(What the task requires) Repeat, word for word, each of the records shown below, without their pictures.

#####

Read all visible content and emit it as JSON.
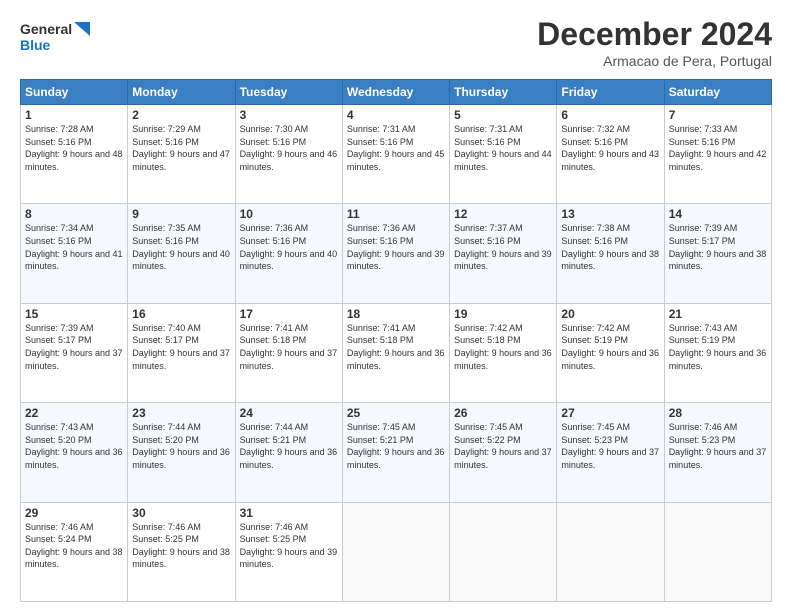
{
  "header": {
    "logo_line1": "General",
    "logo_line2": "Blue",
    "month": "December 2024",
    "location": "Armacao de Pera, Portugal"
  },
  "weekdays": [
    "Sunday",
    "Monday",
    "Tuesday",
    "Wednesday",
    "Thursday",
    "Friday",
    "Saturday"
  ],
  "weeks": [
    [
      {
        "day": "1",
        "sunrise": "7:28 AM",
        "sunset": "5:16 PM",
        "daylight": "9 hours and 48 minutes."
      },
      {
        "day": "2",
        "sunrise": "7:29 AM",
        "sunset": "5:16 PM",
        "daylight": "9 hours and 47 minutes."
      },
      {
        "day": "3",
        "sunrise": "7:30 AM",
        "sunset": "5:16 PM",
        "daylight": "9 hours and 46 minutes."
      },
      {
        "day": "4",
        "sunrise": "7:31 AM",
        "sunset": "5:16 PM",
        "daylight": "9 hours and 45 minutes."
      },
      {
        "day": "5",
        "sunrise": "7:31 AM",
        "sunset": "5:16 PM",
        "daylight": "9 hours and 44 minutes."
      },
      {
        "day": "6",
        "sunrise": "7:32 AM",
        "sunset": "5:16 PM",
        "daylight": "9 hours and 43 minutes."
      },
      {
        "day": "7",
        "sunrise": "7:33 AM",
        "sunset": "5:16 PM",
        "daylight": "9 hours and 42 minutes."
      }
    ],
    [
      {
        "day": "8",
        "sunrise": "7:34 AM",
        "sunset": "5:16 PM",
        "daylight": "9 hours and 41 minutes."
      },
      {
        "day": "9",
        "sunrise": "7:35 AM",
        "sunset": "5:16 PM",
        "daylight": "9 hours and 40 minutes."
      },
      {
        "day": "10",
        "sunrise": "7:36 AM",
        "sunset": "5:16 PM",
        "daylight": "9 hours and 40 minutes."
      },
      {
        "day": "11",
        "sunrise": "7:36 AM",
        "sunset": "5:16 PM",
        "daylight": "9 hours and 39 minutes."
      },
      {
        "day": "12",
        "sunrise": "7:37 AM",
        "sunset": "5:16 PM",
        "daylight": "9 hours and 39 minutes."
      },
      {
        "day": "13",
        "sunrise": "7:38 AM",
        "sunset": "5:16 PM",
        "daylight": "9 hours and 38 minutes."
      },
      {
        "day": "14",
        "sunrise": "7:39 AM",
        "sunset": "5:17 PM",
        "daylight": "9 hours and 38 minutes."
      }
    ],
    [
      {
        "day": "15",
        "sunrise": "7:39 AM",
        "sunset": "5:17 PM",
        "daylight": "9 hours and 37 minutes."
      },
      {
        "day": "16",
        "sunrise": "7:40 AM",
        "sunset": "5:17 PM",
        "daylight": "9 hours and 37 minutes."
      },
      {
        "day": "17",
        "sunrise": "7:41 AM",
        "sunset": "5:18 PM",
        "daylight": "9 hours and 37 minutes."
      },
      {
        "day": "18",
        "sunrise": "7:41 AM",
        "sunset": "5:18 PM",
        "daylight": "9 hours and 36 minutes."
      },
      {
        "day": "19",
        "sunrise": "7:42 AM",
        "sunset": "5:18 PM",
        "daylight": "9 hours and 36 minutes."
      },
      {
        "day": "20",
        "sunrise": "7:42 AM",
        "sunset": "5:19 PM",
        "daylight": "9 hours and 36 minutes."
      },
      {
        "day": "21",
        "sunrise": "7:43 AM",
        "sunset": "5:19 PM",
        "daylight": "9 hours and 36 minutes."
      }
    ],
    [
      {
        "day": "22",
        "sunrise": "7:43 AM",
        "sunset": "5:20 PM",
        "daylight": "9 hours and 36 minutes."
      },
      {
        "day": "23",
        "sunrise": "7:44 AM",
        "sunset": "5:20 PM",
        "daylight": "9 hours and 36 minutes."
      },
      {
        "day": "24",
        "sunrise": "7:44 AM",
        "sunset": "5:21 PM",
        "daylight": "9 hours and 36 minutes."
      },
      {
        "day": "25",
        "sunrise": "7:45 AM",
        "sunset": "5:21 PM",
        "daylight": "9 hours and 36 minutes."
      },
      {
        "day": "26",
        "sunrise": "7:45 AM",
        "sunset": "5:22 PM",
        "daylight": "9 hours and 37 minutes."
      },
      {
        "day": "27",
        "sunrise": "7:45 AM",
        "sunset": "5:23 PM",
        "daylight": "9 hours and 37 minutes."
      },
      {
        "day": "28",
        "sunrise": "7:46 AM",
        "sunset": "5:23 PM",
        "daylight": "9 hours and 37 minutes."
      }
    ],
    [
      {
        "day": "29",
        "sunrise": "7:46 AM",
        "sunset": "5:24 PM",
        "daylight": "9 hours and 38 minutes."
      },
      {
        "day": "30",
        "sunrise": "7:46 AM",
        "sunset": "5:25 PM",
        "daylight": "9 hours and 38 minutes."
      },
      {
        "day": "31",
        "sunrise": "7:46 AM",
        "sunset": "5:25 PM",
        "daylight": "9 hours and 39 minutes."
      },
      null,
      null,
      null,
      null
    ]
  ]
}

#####

(Answer to the problem)
Read all visible content and emit it as JSON.
{
  "header": {
    "logo_line1": "General",
    "logo_line2": "Blue",
    "month": "December 2024",
    "location": "Armacao de Pera, Portugal"
  },
  "weekdays": [
    "Sunday",
    "Monday",
    "Tuesday",
    "Wednesday",
    "Thursday",
    "Friday",
    "Saturday"
  ],
  "weeks": [
    [
      {
        "day": "1",
        "sunrise": "7:28 AM",
        "sunset": "5:16 PM",
        "daylight": "9 hours and 48 minutes."
      },
      {
        "day": "2",
        "sunrise": "7:29 AM",
        "sunset": "5:16 PM",
        "daylight": "9 hours and 47 minutes."
      },
      {
        "day": "3",
        "sunrise": "7:30 AM",
        "sunset": "5:16 PM",
        "daylight": "9 hours and 46 minutes."
      },
      {
        "day": "4",
        "sunrise": "7:31 AM",
        "sunset": "5:16 PM",
        "daylight": "9 hours and 45 minutes."
      },
      {
        "day": "5",
        "sunrise": "7:31 AM",
        "sunset": "5:16 PM",
        "daylight": "9 hours and 44 minutes."
      },
      {
        "day": "6",
        "sunrise": "7:32 AM",
        "sunset": "5:16 PM",
        "daylight": "9 hours and 43 minutes."
      },
      {
        "day": "7",
        "sunrise": "7:33 AM",
        "sunset": "5:16 PM",
        "daylight": "9 hours and 42 minutes."
      }
    ],
    [
      {
        "day": "8",
        "sunrise": "7:34 AM",
        "sunset": "5:16 PM",
        "daylight": "9 hours and 41 minutes."
      },
      {
        "day": "9",
        "sunrise": "7:35 AM",
        "sunset": "5:16 PM",
        "daylight": "9 hours and 40 minutes."
      },
      {
        "day": "10",
        "sunrise": "7:36 AM",
        "sunset": "5:16 PM",
        "daylight": "9 hours and 40 minutes."
      },
      {
        "day": "11",
        "sunrise": "7:36 AM",
        "sunset": "5:16 PM",
        "daylight": "9 hours and 39 minutes."
      },
      {
        "day": "12",
        "sunrise": "7:37 AM",
        "sunset": "5:16 PM",
        "daylight": "9 hours and 39 minutes."
      },
      {
        "day": "13",
        "sunrise": "7:38 AM",
        "sunset": "5:16 PM",
        "daylight": "9 hours and 38 minutes."
      },
      {
        "day": "14",
        "sunrise": "7:39 AM",
        "sunset": "5:17 PM",
        "daylight": "9 hours and 38 minutes."
      }
    ],
    [
      {
        "day": "15",
        "sunrise": "7:39 AM",
        "sunset": "5:17 PM",
        "daylight": "9 hours and 37 minutes."
      },
      {
        "day": "16",
        "sunrise": "7:40 AM",
        "sunset": "5:17 PM",
        "daylight": "9 hours and 37 minutes."
      },
      {
        "day": "17",
        "sunrise": "7:41 AM",
        "sunset": "5:18 PM",
        "daylight": "9 hours and 37 minutes."
      },
      {
        "day": "18",
        "sunrise": "7:41 AM",
        "sunset": "5:18 PM",
        "daylight": "9 hours and 36 minutes."
      },
      {
        "day": "19",
        "sunrise": "7:42 AM",
        "sunset": "5:18 PM",
        "daylight": "9 hours and 36 minutes."
      },
      {
        "day": "20",
        "sunrise": "7:42 AM",
        "sunset": "5:19 PM",
        "daylight": "9 hours and 36 minutes."
      },
      {
        "day": "21",
        "sunrise": "7:43 AM",
        "sunset": "5:19 PM",
        "daylight": "9 hours and 36 minutes."
      }
    ],
    [
      {
        "day": "22",
        "sunrise": "7:43 AM",
        "sunset": "5:20 PM",
        "daylight": "9 hours and 36 minutes."
      },
      {
        "day": "23",
        "sunrise": "7:44 AM",
        "sunset": "5:20 PM",
        "daylight": "9 hours and 36 minutes."
      },
      {
        "day": "24",
        "sunrise": "7:44 AM",
        "sunset": "5:21 PM",
        "daylight": "9 hours and 36 minutes."
      },
      {
        "day": "25",
        "sunrise": "7:45 AM",
        "sunset": "5:21 PM",
        "daylight": "9 hours and 36 minutes."
      },
      {
        "day": "26",
        "sunrise": "7:45 AM",
        "sunset": "5:22 PM",
        "daylight": "9 hours and 37 minutes."
      },
      {
        "day": "27",
        "sunrise": "7:45 AM",
        "sunset": "5:23 PM",
        "daylight": "9 hours and 37 minutes."
      },
      {
        "day": "28",
        "sunrise": "7:46 AM",
        "sunset": "5:23 PM",
        "daylight": "9 hours and 37 minutes."
      }
    ],
    [
      {
        "day": "29",
        "sunrise": "7:46 AM",
        "sunset": "5:24 PM",
        "daylight": "9 hours and 38 minutes."
      },
      {
        "day": "30",
        "sunrise": "7:46 AM",
        "sunset": "5:25 PM",
        "daylight": "9 hours and 38 minutes."
      },
      {
        "day": "31",
        "sunrise": "7:46 AM",
        "sunset": "5:25 PM",
        "daylight": "9 hours and 39 minutes."
      },
      null,
      null,
      null,
      null
    ]
  ]
}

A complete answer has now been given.